UK scientists must urgently learn as much as possible about the Indian Covid-19 variant, a leading epidemiologist has warned.
Mike Tildesley, a member of the Scientific Pandemic Influenza Group on Modelling (Spi-M), said as much information about the new variant must be gathered “as quickly as possible”.
He said: “What’s concerning about the Indian variant is there appear to be two mutations which… may make the vaccines less effective, and may make the virus more transmissible.”
According to the latest update, 77 confirmed cases of the B.1.617 variant, which was first discovered in India, have been detected in the UK, including four in Scotland and 73 in England.
However, UK environment secretary George Eustice said there is no evidence that the Indian variant of coronavirus is able to “get around” the vaccine.
He said: “The last I think I saw… there were around 70 cases. But I think I’ve seen lots of different numbers on different variants – you’ll appreciate, there is quite a few – so it is a fairly small number at the moment. But it is something that we are watching.
“I’m told that there is no evidence at the moment that this particular variant is able to get around the vaccine, for instance, or indeed that it is necessarily more contagious than the others,” he told Sky News On Sunday.
Dr Hopkins, chief medical adviser for NHS Test and Trace added: “We have seen a couple of cases [of the Indian variant] that haven’t arisen from travel but we’re still trying to undergo the investigations to look in great detail at where they might have acquired it from.
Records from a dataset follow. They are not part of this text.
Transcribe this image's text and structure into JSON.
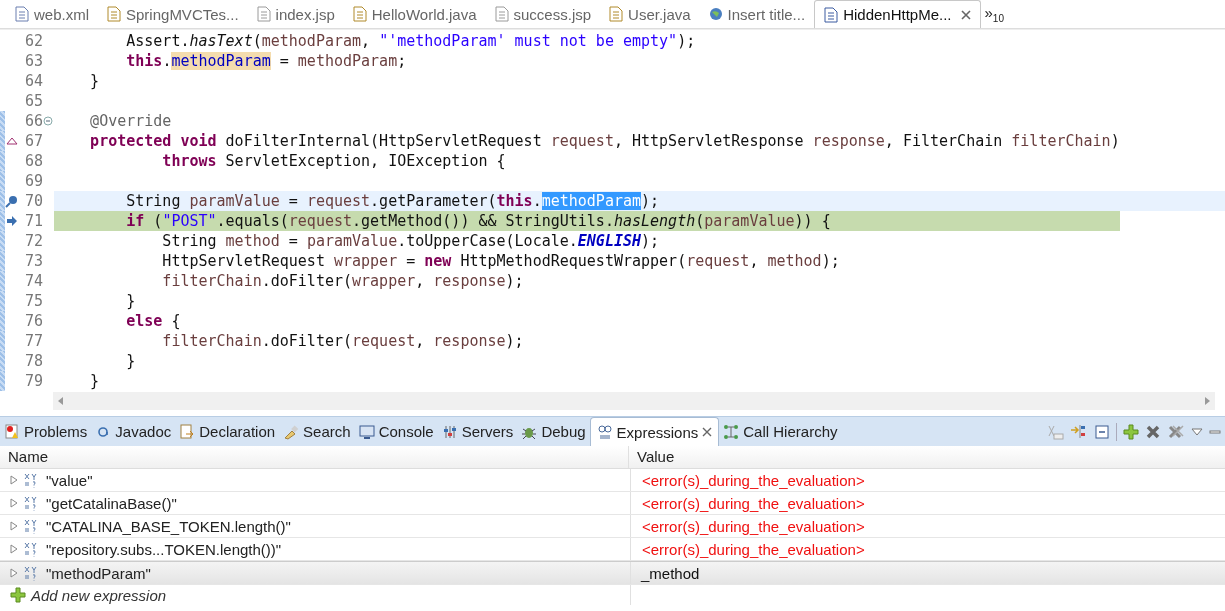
{
  "editor_tabs": [
    {
      "label": "web.xml",
      "selected": false,
      "closable": false
    },
    {
      "label": "SpringMVCTes...",
      "selected": false,
      "closable": false
    },
    {
      "label": "index.jsp",
      "selected": false,
      "closable": false
    },
    {
      "label": "HelloWorld.java",
      "selected": false,
      "closable": false
    },
    {
      "label": "success.jsp",
      "selected": false,
      "closable": false
    },
    {
      "label": "User.java",
      "selected": false,
      "closable": false
    },
    {
      "label": "Insert title...",
      "selected": false,
      "closable": false
    },
    {
      "label": "HiddenHttpMe...",
      "selected": true,
      "closable": true
    }
  ],
  "overflow": {
    "label": "»",
    "count": "10"
  },
  "code_lines": [
    {
      "number": "62",
      "kind": "plain",
      "current": false,
      "debug": false,
      "range": false,
      "fold": false,
      "tokens": [
        {
          "text": "        Assert.",
          "kind": "plain"
        },
        {
          "text": "hasText",
          "kind": "static"
        },
        {
          "text": "(",
          "kind": "plain"
        },
        {
          "text": "methodParam",
          "kind": "local"
        },
        {
          "text": ", ",
          "kind": "plain"
        },
        {
          "text": "\"'methodParam' must not be empty\"",
          "kind": "string"
        },
        {
          "text": ");",
          "kind": "plain"
        }
      ]
    },
    {
      "number": "63",
      "kind": "plain",
      "current": false,
      "debug": false,
      "range": false,
      "fold": false,
      "tokens": [
        {
          "text": "        this",
          "kind": "keyword"
        },
        {
          "text": ".",
          "kind": "plain"
        },
        {
          "text": "methodParam",
          "kind": "field",
          "occurrence": true
        },
        {
          "text": " = ",
          "kind": "plain"
        },
        {
          "text": "methodParam",
          "kind": "local"
        },
        {
          "text": ";",
          "kind": "plain"
        }
      ]
    },
    {
      "number": "64",
      "kind": "plain",
      "current": false,
      "debug": false,
      "range": false,
      "fold": false,
      "tokens": [
        {
          "text": "    }",
          "kind": "plain"
        }
      ]
    },
    {
      "number": "65",
      "kind": "plain",
      "current": false,
      "debug": false,
      "range": false,
      "fold": false
    },
    {
      "number": "66",
      "kind": "plain",
      "current": false,
      "debug": false,
      "range": true,
      "fold": true,
      "tokens": [
        {
          "text": "    @Override",
          "kind": "annotation"
        }
      ]
    },
    {
      "number": "67",
      "kind": "override",
      "current": false,
      "debug": false,
      "range": true,
      "fold": false,
      "tokens": [
        {
          "text": "    protected void",
          "kind": "keyword"
        },
        {
          "text": " doFilterInternal(HttpServletRequest ",
          "kind": "plain"
        },
        {
          "text": "request",
          "kind": "local"
        },
        {
          "text": ", HttpServletResponse ",
          "kind": "plain"
        },
        {
          "text": "response",
          "kind": "local"
        },
        {
          "text": ", FilterChain ",
          "kind": "plain"
        },
        {
          "text": "filterChain",
          "kind": "local"
        },
        {
          "text": ")",
          "kind": "plain"
        }
      ]
    },
    {
      "number": "68",
      "kind": "plain",
      "current": false,
      "debug": false,
      "range": true,
      "fold": false,
      "tokens": [
        {
          "text": "            throws",
          "kind": "keyword"
        },
        {
          "text": " ServletException, IOException {",
          "kind": "plain"
        }
      ]
    },
    {
      "number": "69",
      "kind": "plain",
      "current": false,
      "debug": false,
      "range": true,
      "fold": false
    },
    {
      "number": "70",
      "kind": "breakpoint",
      "current": true,
      "debug": false,
      "range": true,
      "fold": false,
      "tokens": [
        {
          "text": "        String ",
          "kind": "plain"
        },
        {
          "text": "paramValue",
          "kind": "local"
        },
        {
          "text": " = ",
          "kind": "plain"
        },
        {
          "text": "request",
          "kind": "local"
        },
        {
          "text": ".getParameter(",
          "kind": "plain"
        },
        {
          "text": "this",
          "kind": "keyword"
        },
        {
          "text": ".",
          "kind": "plain"
        },
        {
          "text": "methodParam",
          "kind": "field",
          "selected": true
        },
        {
          "text": ");",
          "kind": "plain"
        }
      ]
    },
    {
      "number": "71",
      "kind": "pointer",
      "current": false,
      "debug": true,
      "range": true,
      "fold": false,
      "tokens": [
        {
          "text": "        if",
          "kind": "keyword"
        },
        {
          "text": " (",
          "kind": "plain"
        },
        {
          "text": "\"POST\"",
          "kind": "string"
        },
        {
          "text": ".equals(",
          "kind": "plain"
        },
        {
          "text": "request",
          "kind": "local"
        },
        {
          "text": ".getMethod()) && StringUtils.",
          "kind": "plain"
        },
        {
          "text": "hasLength",
          "kind": "static"
        },
        {
          "text": "(",
          "kind": "plain"
        },
        {
          "text": "paramValue",
          "kind": "local"
        },
        {
          "text": ")) {",
          "kind": "plain"
        }
      ]
    },
    {
      "number": "72",
      "kind": "plain",
      "current": false,
      "debug": false,
      "range": true,
      "fold": false,
      "tokens": [
        {
          "text": "            String ",
          "kind": "plain"
        },
        {
          "text": "method",
          "kind": "local"
        },
        {
          "text": " = ",
          "kind": "plain"
        },
        {
          "text": "paramValue",
          "kind": "local"
        },
        {
          "text": ".toUpperCase(Locale.",
          "kind": "plain"
        },
        {
          "text": "ENGLISH",
          "kind": "constant"
        },
        {
          "text": ");",
          "kind": "plain"
        }
      ]
    },
    {
      "number": "73",
      "kind": "plain",
      "current": false,
      "debug": false,
      "range": true,
      "fold": false,
      "tokens": [
        {
          "text": "            HttpServletRequest ",
          "kind": "plain"
        },
        {
          "text": "wrapper",
          "kind": "local"
        },
        {
          "text": " = ",
          "kind": "plain"
        },
        {
          "text": "new",
          "kind": "keyword"
        },
        {
          "text": " HttpMethodRequestWrapper(",
          "kind": "plain"
        },
        {
          "text": "request",
          "kind": "local"
        },
        {
          "text": ", ",
          "kind": "plain"
        },
        {
          "text": "method",
          "kind": "local"
        },
        {
          "text": ");",
          "kind": "plain"
        }
      ]
    },
    {
      "number": "74",
      "kind": "plain",
      "current": false,
      "debug": false,
      "range": true,
      "fold": false,
      "tokens": [
        {
          "text": "            filterChain",
          "kind": "local"
        },
        {
          "text": ".doFilter(",
          "kind": "plain"
        },
        {
          "text": "wrapper",
          "kind": "local"
        },
        {
          "text": ", ",
          "kind": "plain"
        },
        {
          "text": "response",
          "kind": "local"
        },
        {
          "text": ");",
          "kind": "plain"
        }
      ]
    },
    {
      "number": "75",
      "kind": "plain",
      "current": false,
      "debug": false,
      "range": true,
      "fold": false,
      "tokens": [
        {
          "text": "        }",
          "kind": "plain"
        }
      ]
    },
    {
      "number": "76",
      "kind": "plain",
      "current": false,
      "debug": false,
      "range": true,
      "fold": false,
      "tokens": [
        {
          "text": "        else",
          "kind": "keyword"
        },
        {
          "text": " {",
          "kind": "plain"
        }
      ]
    },
    {
      "number": "77",
      "kind": "plain",
      "current": false,
      "debug": false,
      "range": true,
      "fold": false,
      "tokens": [
        {
          "text": "            filterChain",
          "kind": "local"
        },
        {
          "text": ".doFilter(",
          "kind": "plain"
        },
        {
          "text": "request",
          "kind": "local"
        },
        {
          "text": ", ",
          "kind": "plain"
        },
        {
          "text": "response",
          "kind": "local"
        },
        {
          "text": ");",
          "kind": "plain"
        }
      ]
    },
    {
      "number": "78",
      "kind": "plain",
      "current": false,
      "debug": false,
      "range": true,
      "fold": false,
      "tokens": [
        {
          "text": "        }",
          "kind": "plain"
        }
      ]
    },
    {
      "number": "79",
      "kind": "plain",
      "current": false,
      "debug": false,
      "range": true,
      "fold": false,
      "tokens": [
        {
          "text": "    }",
          "kind": "plain"
        }
      ]
    }
  ],
  "panel_tabs": [
    {
      "label": "Problems",
      "selected": false,
      "closable": false
    },
    {
      "label": "Javadoc",
      "selected": false,
      "closable": false
    },
    {
      "label": "Declaration",
      "selected": false,
      "closable": false
    },
    {
      "label": "Search",
      "selected": false,
      "closable": false
    },
    {
      "label": "Console",
      "selected": false,
      "closable": false
    },
    {
      "label": "Servers",
      "selected": false,
      "closable": false
    },
    {
      "label": "Debug",
      "selected": false,
      "closable": false
    },
    {
      "label": "Expressions",
      "selected": true,
      "closable": true
    },
    {
      "label": "Call Hierarchy",
      "selected": false,
      "closable": false
    }
  ],
  "table": {
    "columns": [
      "Name",
      "Value"
    ],
    "rows": [
      {
        "name": "\"value\"",
        "value": "<error(s)_during_the_evaluation>",
        "error": true,
        "selected": false
      },
      {
        "name": "\"getCatalinaBase()\"",
        "value": "<error(s)_during_the_evaluation>",
        "error": true,
        "selected": false
      },
      {
        "name": "\"CATALINA_BASE_TOKEN.length()\"",
        "value": "<error(s)_during_the_evaluation>",
        "error": true,
        "selected": false
      },
      {
        "name": "\"repository.subs...TOKEN.length())\"",
        "value": "<error(s)_during_the_evaluation>",
        "error": true,
        "selected": false
      },
      {
        "name": "\"methodParam\"",
        "value": "_method",
        "error": false,
        "selected": true
      }
    ],
    "add_expression": "Add new expression"
  }
}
“To escalate it up the ranking we need to know that it is increased transmissibility, increased severity or vaccine evading, and we just don’t have that yet.”